Print every record exactly.

================

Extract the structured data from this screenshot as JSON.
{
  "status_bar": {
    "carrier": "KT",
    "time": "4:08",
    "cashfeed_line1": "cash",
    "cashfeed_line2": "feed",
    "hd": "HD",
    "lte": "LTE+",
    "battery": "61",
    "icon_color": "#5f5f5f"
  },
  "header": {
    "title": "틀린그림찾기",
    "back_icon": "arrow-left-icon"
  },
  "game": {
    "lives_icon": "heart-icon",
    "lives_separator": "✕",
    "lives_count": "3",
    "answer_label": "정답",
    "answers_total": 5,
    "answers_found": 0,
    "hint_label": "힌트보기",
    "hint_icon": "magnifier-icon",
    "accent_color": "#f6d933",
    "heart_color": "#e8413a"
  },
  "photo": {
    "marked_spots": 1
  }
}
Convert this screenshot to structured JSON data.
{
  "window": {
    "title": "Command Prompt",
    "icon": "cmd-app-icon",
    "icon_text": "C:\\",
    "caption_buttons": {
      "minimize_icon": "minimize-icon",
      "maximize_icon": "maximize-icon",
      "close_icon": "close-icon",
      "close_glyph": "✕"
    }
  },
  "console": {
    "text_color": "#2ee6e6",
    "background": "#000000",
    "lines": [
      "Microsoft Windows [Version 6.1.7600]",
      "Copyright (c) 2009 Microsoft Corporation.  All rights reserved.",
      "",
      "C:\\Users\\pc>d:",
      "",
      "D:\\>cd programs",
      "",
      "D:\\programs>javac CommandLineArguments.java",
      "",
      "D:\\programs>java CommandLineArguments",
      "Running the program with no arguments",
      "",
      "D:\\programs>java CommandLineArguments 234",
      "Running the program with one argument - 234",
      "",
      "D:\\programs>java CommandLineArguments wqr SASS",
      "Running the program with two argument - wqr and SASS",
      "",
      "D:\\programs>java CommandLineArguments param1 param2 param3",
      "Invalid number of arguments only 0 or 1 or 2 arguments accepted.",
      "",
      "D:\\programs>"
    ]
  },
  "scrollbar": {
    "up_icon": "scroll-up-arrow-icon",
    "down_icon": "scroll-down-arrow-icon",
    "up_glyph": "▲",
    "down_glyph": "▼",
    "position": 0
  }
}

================

● Reply
Extract the structured data from this screenshot as JSON.
{
  "status_bar": {
    "carrier": "KT",
    "time": "4:08",
    "cashfeed_line1": "cash",
    "cashfeed_line2": "feed",
    "hd": "HD",
    "lte": "LTE+",
    "battery": "61",
    "icon_color": "#5f5f5f"
  },
  "header": {
    "title": "틀린그림찾기",
    "back_icon": "arrow-left-icon"
  },
  "game": {
    "lives_icon": "heart-icon",
    "lives_separator": "✕",
    "lives_count": "3",
    "answer_label": "정답",
    "answers_total": 5,
    "answers_found": 0,
    "hint_label": "힌트보기",
    "hint_icon": "magnifier-icon",
    "accent_color": "#f6d933",
    "heart_color": "#e8413a"
  },
  "photo": {
    "marked_spots": 1
  }
}
Convert this screenshot to structured JSON data.
{
  "window": {
    "title": "Command Prompt",
    "icon": "cmd-app-icon",
    "icon_text": "C:\\",
    "caption_buttons": {
      "minimize_icon": "minimize-icon",
      "maximize_icon": "maximize-icon",
      "close_icon": "close-icon",
      "close_glyph": "✕"
    }
  },
  "console": {
    "text_color": "#2ee6e6",
    "background": "#000000",
    "lines": [
      "Microsoft Windows [Version 6.1.7600]",
      "Copyright (c) 2009 Microsoft Corporation.  All rights reserved.",
      "",
      "C:\\Users\\pc>d:",
      "",
      "D:\\>cd programs",
      "",
      "D:\\programs>javac CommandLineArguments.java",
      "",
      "D:\\programs>java CommandLineArguments",
      "Running the program with no arguments",
      "",
      "D:\\programs>java CommandLineArguments 234",
      "Running the program with one argument - 234",
      "",
      "D:\\programs>java CommandLineArguments wqr SASS",
      "Running the program with two argument - wqr and SASS",
      "",
      "D:\\programs>java CommandLineArguments param1 param2 param3",
      "Invalid number of arguments only 0 or 1 or 2 arguments accepted.",
      "",
      "D:\\programs>"
    ]
  },
  "scrollbar": {
    "up_icon": "scroll-up-arrow-icon",
    "down_icon": "scroll-down-arrow-icon",
    "up_glyph": "▲",
    "down_glyph": "▼",
    "position": 0
  }
}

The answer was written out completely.